A bill to rewrite the rules for recording contracts could destroy California’s creative legacy, stacking the deck against new acts and voices.
By Mike Montgomery, Special to CalMatters
Mike Montgomery is the executive director at CALinnovates, a nonpartisan technology advocacy coalition.
When hip hop legends performed at this year’s Super Bowl, it’s no surprise that much of the imagery of Los Angeles was iconic to viewers around the world. California has always been where the future gets made and the geography of groundbreaking music is etched into its landscape – from Malibu beaches to modern-day Hollywood TikTok collabs.
But a proposal to rewrite the rules for recording contracts making the rounds in Sacramento could destroy that creative legacy, stacking the deck against new acts and voices, drying up the job market for working musicians and backing vocalists, and making it harder for risk-taking acts to get signed. All to fund even bigger paychecks for a handful of established superstars and wealthy managers and moguls. Say goodbye to California’s rule breakers and musical pioneers.
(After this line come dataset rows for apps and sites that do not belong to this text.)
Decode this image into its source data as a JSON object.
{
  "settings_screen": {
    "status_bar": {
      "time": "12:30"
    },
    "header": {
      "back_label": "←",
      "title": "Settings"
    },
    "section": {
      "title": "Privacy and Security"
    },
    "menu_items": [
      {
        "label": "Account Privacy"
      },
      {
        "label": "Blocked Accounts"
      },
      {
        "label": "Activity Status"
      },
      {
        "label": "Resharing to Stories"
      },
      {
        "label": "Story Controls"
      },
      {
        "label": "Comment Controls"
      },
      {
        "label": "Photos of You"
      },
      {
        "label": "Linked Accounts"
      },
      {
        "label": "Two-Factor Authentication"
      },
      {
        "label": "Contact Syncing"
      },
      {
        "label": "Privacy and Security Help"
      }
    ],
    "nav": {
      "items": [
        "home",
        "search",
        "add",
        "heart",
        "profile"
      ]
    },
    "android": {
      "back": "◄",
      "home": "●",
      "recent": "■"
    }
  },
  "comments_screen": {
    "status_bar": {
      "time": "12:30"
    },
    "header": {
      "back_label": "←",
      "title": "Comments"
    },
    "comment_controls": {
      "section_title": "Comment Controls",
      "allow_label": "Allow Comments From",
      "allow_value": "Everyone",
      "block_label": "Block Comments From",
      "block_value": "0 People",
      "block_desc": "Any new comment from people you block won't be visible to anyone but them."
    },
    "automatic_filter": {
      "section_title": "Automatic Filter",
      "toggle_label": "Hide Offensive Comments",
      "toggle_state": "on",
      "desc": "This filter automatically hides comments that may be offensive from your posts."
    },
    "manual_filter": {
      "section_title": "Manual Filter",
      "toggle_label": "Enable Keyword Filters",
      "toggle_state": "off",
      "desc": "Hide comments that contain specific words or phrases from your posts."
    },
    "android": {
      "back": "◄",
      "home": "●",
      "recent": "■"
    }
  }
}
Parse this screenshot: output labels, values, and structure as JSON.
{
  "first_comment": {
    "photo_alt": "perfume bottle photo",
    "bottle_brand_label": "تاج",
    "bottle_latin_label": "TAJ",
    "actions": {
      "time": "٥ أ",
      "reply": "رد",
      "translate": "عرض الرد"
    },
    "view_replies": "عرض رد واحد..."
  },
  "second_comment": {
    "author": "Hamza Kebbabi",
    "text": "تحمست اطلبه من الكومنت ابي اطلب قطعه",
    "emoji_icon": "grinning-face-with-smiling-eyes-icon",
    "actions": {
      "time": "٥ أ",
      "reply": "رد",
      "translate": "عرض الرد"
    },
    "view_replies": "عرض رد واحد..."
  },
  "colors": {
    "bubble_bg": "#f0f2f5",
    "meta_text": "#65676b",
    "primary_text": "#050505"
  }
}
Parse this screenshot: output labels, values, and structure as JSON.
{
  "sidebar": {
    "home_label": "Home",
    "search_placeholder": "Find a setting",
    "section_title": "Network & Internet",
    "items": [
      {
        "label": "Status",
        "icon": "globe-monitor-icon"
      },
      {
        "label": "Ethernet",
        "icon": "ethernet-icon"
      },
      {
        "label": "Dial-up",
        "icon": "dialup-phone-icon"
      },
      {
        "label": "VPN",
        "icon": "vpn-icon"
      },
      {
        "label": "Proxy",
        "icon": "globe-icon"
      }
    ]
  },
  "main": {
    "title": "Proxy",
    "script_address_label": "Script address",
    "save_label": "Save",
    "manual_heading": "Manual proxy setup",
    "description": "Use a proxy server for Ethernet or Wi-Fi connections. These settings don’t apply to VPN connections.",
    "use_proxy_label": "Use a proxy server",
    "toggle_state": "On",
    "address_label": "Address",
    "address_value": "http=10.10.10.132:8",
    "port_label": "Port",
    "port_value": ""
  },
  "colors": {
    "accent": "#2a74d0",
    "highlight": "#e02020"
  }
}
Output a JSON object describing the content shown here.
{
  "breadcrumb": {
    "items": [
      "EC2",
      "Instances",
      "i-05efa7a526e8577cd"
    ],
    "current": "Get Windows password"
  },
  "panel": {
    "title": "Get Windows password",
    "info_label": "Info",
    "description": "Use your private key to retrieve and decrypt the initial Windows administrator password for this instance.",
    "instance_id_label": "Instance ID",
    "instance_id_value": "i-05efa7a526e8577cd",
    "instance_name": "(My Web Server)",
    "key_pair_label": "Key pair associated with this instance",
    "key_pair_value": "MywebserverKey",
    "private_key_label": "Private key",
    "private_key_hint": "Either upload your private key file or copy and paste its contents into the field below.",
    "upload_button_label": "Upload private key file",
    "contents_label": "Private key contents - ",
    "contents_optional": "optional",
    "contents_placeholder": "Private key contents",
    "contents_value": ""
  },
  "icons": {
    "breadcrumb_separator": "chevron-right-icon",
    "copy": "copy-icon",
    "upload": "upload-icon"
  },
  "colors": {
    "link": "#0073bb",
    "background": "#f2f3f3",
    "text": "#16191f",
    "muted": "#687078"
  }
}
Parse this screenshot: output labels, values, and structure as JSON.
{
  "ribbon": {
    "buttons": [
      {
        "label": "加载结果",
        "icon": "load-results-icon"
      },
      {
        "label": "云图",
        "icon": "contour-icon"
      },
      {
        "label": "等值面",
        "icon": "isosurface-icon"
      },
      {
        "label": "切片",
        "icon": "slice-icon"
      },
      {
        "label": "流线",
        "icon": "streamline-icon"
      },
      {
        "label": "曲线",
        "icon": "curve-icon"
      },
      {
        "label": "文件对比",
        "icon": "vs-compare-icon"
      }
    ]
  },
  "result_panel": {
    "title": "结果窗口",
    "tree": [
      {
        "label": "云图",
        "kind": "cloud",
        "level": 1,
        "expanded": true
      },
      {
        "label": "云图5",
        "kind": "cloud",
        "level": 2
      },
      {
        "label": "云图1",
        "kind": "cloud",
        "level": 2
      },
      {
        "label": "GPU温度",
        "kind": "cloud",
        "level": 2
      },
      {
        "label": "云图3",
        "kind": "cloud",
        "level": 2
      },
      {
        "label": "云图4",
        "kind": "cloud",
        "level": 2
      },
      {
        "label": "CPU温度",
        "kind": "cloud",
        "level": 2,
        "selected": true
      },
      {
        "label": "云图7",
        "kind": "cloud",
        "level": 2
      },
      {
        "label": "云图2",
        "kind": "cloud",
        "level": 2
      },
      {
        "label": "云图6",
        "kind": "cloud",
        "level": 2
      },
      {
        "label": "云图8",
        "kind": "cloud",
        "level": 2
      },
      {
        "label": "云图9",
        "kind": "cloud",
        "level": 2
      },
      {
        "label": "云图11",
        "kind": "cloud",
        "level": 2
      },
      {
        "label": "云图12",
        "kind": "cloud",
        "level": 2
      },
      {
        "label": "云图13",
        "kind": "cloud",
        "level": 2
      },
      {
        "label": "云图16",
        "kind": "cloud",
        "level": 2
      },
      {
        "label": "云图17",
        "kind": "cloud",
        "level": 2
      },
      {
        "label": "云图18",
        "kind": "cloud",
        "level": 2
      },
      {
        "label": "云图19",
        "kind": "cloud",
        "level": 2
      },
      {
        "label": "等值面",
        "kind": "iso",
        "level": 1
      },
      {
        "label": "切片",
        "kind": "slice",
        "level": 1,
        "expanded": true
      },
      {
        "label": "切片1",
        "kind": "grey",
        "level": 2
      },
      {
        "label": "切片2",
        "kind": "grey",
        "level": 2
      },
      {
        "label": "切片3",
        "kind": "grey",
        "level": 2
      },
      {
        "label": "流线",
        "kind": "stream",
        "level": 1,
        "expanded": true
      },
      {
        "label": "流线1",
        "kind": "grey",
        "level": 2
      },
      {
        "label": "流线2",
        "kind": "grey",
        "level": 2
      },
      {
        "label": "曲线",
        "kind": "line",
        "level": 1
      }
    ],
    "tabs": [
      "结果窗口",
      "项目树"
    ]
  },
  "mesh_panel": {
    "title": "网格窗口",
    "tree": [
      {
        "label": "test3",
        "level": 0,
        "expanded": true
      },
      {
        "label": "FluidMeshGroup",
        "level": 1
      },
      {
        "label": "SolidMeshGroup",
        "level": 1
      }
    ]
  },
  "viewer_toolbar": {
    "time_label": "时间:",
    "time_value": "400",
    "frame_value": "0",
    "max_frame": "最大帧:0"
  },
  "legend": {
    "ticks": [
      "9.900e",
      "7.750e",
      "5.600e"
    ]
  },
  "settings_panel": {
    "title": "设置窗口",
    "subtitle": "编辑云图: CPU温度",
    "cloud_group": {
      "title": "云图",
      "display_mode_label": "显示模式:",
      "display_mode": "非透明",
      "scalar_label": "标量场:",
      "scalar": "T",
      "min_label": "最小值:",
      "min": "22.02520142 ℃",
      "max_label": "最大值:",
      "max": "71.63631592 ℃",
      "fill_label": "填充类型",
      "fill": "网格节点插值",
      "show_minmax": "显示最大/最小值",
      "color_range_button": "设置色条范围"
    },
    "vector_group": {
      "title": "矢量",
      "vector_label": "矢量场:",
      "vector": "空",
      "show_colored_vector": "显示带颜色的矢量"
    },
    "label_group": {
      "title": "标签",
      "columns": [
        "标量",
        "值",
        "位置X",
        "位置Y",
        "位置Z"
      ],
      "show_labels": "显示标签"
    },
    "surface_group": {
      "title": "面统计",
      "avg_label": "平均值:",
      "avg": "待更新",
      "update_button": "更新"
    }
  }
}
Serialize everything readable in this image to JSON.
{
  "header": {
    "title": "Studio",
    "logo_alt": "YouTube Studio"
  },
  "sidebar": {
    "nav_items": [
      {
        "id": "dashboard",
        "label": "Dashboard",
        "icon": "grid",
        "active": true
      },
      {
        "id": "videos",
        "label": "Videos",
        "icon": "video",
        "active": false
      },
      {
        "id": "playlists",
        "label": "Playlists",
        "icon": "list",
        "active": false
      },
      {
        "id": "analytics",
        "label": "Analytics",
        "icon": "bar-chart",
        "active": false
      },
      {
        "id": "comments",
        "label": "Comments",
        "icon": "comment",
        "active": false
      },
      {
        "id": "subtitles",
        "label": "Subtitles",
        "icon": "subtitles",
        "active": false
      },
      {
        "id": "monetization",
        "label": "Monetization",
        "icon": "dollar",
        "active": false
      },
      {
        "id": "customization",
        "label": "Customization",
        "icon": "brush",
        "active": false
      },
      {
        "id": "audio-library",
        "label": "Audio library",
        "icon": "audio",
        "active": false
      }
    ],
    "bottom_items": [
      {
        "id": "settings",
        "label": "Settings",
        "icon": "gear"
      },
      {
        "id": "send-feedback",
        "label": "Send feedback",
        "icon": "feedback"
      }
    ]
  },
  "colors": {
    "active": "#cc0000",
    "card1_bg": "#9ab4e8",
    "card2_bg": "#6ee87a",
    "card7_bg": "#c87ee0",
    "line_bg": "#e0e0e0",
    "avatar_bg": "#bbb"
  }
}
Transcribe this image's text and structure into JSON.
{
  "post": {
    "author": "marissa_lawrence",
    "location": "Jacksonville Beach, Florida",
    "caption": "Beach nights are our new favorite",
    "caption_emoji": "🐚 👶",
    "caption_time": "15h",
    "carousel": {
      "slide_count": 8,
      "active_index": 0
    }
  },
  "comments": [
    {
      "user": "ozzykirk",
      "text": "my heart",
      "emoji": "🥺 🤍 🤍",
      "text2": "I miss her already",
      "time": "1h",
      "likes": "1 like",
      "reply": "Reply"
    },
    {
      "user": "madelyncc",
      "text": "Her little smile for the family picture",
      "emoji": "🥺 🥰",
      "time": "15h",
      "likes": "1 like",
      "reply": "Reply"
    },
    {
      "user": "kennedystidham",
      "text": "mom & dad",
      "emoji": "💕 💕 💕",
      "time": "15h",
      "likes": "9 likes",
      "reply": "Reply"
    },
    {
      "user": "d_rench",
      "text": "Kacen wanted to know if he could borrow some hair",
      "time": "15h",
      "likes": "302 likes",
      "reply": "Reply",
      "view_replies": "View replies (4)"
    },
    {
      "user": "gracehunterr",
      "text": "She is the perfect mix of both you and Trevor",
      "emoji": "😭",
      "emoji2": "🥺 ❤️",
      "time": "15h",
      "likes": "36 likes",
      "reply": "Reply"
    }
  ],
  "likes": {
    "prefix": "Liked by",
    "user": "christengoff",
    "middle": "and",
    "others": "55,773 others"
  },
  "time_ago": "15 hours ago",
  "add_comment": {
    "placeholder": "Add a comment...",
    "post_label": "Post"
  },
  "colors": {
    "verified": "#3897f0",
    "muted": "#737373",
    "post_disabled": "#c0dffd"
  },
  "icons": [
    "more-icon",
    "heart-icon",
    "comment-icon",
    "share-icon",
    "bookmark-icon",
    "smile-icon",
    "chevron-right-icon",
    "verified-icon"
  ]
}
The proposed “FAIR Act” legislation, Assembly Bill 2926, sounds good on the surface – sponsors claim it would free artists from unfair long-term record deals by limiting contracts to a maximum of seven years and setting new terms for any renegotiation of an artist’s deal. With streaming in flux and big record labels earning more than ever, who could oppose new rules to help artists get their due?
In reality, all that rhetoric simply isn’t backed up by the actual terms of the bill itself. Its sponsors are writing a check they can’t pay off, and working artists and diverse voices trying to get signed are the ones who will pay the price. (Not to mention the rest of us who simply want California to keep on breaking new ground.)
The bill’s sponsors claim it would give artists the protection of California’s “Seven Year Rule” which limits personal services contracts in the state to that length. But record deals signed in California are already covered by the Seven Year Rule – today, under existing law, no deal can run longer. The bill doesn’t change that or give artists any new long-term protection.
What it does instead is delete the portion of California’s labor code that allows record companies to seek to recover their losses if artists fail to deliver recordings they agreed to make (and were paid for) during the statutory Seven-Year period.
Multiple experts have found that the FAIR Act proposal would devalue all recording deals – driving down advance payments to artists, reducing the number of new acts that get signed, and making it harder for innovative new sounds and diverse new voices to get signed.
Those conclusions make sense. If something is riskier, its price goes down and the market produces less of it. By one estimate, California’s music economy could shrink as much as $600 million a year if this terrible idea became law.
The FAIR Act would hurt virtually all artists at every stage of their career – except the top 1% earners. Established superstars would gain major new leverage to threaten to withhold recordings promised under their existing contracts thanks to the bill’s new limits on record companies’ ability to recover losses.
It’s no surprise the bill is backed by backward-looking moguls like Irving Azoff who represent these stars. Indeed, when the Legislature considered a comparable proposal nearly 20 years ago, observers warned, “This is Goliath in David’s clothing: The superstar artists lending their celebrity to the [effort] are the ones who will benefit from it. In fact, they’re the only ones.”
And that remains true today. If enacted, AB 2926, introduced by Assemblymember Ash Kalra, a Democrat from San Jose, would harm California’s working-class musicians the most. Good paying jobs “20 Feet From Stardom” would flee the state or be destroyed altogether.
California’s Legislature wisely rejected this proposal at that time. And last session the Assembly declined to even give this bad idea a hearing.
It should do the same this time around. Public policy should be on the side of working artists, diverse voices and tomorrow’s pioneers, not multimillionaires who already had (and made) their shot.